Five of the biggest Internet companies are collaborating with a watchdog organization to more effectively ban child pornography. Facebook, Google, Yahoo, Twitter and Microsoft are all joining the Internet Watch Foundation in building a shared database of digital fingerprints corresponding to all known illicit content.

These digital fingerprints, known as "hashes," are created by running content through a specific computer algorithm, which spits out a unique number for each item. Google can hash offending images it finds when crawling the Web, then send those hashes (not the images themselves) to Twitter or Yahoo so that company knows what to watch for — or vice versa.

Related: Video Fingerprints Could Help Fight Child Porn

Reports of illicit materials would be collected by the IWF and centrally hashed and listed before being sent to other members. Internet Watch Foundation

The companies have had their own techniques for years — Microsoft's PhotoDNA is a major hash database — but sharing the information among themselves via the IWF should make each more efficient at doing what needs to be done. And soon the hashes will be made more easily accessible.

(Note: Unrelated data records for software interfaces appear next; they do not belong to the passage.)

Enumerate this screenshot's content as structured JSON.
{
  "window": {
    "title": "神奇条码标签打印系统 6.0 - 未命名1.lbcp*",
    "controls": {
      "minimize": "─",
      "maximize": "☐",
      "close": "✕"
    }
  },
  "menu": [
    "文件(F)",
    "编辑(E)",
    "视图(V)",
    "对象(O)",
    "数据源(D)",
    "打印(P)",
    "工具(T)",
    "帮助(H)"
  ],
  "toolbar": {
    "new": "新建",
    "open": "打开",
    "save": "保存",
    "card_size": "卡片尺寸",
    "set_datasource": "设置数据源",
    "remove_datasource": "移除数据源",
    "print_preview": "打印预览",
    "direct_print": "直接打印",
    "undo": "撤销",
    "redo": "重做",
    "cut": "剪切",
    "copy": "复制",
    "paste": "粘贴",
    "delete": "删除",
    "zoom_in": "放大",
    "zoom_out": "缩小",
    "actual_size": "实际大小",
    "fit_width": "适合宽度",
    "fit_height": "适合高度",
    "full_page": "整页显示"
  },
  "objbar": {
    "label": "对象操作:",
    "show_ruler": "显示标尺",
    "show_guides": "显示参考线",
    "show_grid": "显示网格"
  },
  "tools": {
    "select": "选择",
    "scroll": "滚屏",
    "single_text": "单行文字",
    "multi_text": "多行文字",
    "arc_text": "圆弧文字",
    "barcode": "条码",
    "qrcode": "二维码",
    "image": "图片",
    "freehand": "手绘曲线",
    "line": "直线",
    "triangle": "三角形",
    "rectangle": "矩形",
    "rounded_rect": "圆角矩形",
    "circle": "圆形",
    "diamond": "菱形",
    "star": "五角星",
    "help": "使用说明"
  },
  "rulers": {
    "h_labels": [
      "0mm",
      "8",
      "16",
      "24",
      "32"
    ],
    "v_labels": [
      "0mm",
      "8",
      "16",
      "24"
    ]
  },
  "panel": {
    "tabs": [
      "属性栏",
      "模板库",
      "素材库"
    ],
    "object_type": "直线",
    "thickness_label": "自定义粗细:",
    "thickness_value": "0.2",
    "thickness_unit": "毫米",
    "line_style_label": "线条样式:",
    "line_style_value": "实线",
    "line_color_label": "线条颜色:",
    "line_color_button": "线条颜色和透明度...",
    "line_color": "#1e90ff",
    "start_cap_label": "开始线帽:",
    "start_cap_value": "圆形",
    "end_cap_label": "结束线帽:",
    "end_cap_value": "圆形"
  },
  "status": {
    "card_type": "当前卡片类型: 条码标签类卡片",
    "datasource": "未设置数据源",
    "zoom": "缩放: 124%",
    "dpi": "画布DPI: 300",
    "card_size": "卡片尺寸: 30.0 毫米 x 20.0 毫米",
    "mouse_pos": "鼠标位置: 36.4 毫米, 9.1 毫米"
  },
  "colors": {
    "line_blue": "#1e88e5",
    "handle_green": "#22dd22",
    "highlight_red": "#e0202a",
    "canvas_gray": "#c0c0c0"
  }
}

"We’ll soon be able to offer the hash list to all IWF Members, who are based around the world," said IWF CEO Susie Hargreaves in a news release announcing the hash list. "It means victims' images can be identified and removed more quickly, and we can prevent known child sexual abuse images from being uploaded to the internet in the first place."